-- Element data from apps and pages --
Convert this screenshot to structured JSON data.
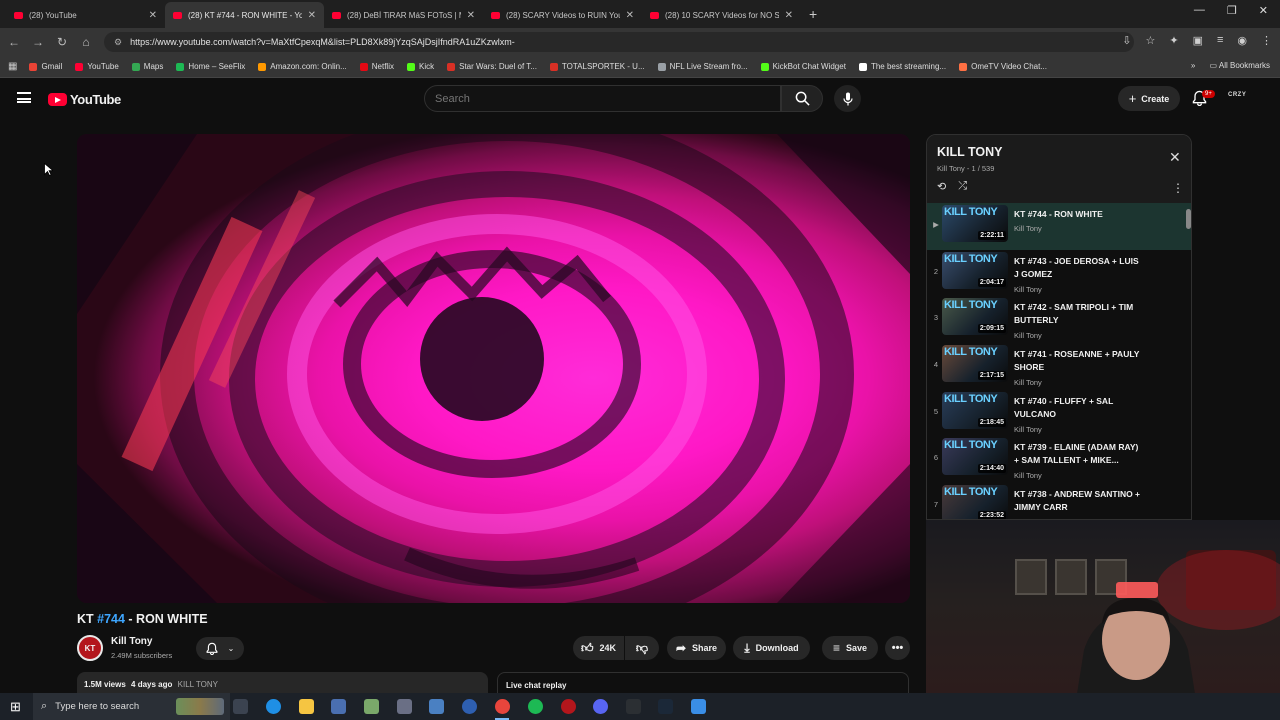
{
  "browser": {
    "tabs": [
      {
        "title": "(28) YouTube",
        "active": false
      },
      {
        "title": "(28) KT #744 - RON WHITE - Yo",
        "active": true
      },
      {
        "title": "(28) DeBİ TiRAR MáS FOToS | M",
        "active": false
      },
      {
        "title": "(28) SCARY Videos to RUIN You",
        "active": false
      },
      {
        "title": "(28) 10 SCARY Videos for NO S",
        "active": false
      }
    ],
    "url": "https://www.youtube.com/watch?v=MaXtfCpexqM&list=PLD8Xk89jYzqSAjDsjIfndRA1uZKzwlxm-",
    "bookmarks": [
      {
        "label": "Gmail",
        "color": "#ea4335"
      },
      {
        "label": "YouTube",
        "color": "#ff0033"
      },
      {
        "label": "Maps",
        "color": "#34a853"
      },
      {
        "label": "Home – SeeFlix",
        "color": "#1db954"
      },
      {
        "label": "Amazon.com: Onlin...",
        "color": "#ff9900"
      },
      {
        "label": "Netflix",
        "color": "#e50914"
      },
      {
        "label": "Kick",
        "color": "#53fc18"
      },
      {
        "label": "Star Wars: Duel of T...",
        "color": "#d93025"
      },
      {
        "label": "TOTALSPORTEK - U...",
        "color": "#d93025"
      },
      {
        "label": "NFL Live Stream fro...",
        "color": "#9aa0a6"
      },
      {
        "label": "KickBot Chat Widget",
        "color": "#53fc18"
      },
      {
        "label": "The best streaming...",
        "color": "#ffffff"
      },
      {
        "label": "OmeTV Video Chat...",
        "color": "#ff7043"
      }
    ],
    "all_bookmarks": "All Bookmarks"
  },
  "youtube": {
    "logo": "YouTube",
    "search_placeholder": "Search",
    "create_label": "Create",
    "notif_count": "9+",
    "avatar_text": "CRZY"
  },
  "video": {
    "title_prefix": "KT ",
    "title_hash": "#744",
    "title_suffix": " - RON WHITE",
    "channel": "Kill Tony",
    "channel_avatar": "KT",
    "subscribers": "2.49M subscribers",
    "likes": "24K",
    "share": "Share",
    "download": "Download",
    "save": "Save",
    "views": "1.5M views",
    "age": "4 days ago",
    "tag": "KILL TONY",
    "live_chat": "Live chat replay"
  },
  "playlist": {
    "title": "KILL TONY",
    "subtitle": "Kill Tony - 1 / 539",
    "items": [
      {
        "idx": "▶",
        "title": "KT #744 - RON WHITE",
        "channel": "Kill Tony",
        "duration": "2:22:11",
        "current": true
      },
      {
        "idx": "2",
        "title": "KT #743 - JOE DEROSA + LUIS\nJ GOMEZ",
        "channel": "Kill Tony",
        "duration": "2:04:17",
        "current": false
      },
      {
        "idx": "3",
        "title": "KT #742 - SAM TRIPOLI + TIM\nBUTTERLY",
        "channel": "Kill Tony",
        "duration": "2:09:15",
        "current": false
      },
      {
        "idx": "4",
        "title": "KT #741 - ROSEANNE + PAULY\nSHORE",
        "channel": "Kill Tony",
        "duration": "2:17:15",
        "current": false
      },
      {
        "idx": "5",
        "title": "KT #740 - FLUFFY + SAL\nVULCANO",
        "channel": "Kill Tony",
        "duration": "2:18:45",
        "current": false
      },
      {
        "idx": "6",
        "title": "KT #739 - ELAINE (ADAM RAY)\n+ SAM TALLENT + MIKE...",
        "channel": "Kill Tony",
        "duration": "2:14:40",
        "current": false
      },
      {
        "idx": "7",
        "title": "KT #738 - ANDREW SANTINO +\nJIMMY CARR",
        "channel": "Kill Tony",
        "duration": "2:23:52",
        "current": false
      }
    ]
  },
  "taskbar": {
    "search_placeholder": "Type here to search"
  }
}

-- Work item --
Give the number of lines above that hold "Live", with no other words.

-- Solution to the exercise --
2